The north-south segment of the proposed streetcar, the project city officials have pushed forward as their top priority, is the most problematic, because it duplicates existing service on MARTA’s main north-south line between Five Points and Arts Center. Its three miles of stops would be just two blocks away from MARTA’s closely spaced stations, which are only about half a mile apart in this part of the city. While the streetcar would encourage growth on the already dense Peachtree Street corridor, it should not be the first new transit line for Atlanta.
Indeed, a streetcar line running north from Arts Center station to Brookhaven-Oglethorpe station along Peachtree Street and Road would have the advantage of providing public transportation to currently under-served neighborhoods and increasing connectivity along MARTA’s existing routes. This has been mentioned as a second phase of the first streetcar line. Such a line would run through the heart of rapidly expanding Buckhead, both north and south of the existing MARTA station, and reinforce plans to remake the neighborhood into a walkable place.
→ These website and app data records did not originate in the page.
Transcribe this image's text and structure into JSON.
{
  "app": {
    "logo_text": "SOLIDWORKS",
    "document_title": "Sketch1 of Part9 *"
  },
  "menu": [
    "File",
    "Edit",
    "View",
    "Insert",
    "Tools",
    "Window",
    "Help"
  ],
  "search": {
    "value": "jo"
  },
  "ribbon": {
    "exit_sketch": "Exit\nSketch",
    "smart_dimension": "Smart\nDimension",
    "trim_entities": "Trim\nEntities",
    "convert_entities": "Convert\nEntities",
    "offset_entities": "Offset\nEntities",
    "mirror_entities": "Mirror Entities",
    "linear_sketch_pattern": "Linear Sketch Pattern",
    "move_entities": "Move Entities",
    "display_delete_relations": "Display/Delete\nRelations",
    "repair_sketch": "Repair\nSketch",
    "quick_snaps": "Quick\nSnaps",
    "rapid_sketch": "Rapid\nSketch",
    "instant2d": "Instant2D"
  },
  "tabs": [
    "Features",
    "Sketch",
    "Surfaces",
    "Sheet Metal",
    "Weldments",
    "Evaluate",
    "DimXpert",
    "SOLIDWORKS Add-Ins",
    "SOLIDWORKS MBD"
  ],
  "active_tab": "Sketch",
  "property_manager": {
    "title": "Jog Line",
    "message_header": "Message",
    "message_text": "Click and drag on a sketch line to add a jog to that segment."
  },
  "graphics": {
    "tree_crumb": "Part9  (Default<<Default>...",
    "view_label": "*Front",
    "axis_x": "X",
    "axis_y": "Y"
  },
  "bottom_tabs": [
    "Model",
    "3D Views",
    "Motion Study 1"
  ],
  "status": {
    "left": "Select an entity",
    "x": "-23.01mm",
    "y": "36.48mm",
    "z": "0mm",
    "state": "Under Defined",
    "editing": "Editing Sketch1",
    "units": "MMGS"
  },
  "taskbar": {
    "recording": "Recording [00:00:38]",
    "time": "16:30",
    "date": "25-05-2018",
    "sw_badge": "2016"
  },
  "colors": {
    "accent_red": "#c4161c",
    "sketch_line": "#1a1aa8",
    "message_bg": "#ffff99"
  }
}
It would connect to Piedmont Hospital where it could link with future Beltline service, and it would provide direct service to the Amtrak station north of Arts Center. This seven-mile line could extend Buckhead’s growth south and east and push Midtown to the north, allowing for the replacement of several downtrodden strip centers along the street.
Although the east-west streetcar line proposed by city officials would improve connectivity among Atlanta’s top tourist areas, its 1.5-mile length makes it too short to be of much use. Indeed, what if it were extended north to serve the intown communities west of the Downtown Connector highway? A four-mile extension would bring the streetcar north on Luckie Street past Coca-Cola headquarters, along Tech Parkway through the center of Georgia Tech, and north on Northside Drive, where there a number vacant properties waiting for new use. Most importantly, though, this line would return east on 16th or 17th Streets to Arts Center, passing through Atlantic Station, one of the country’s largest urban development projects.
Connected, these proposals would create a 12.5-mile streetcar that would provide a valuable transit expansion in the inner city, acting as a counterpart to both the Beltline and existing MARTA lines. A Peachtree line between midtown and downtown could come later.
But these plans will need adequate funding. As Secretary of Transportation Ray LaHood put it last week during a visit to Atlanta, “There has to be a commitment by state government that transit is important.” When Georgia decides to bring mass transit to the front burner, and when the city finds itself willing to devote more tax funds to transportation improvements, the city’s potential as a modern, livable city will be reached once again.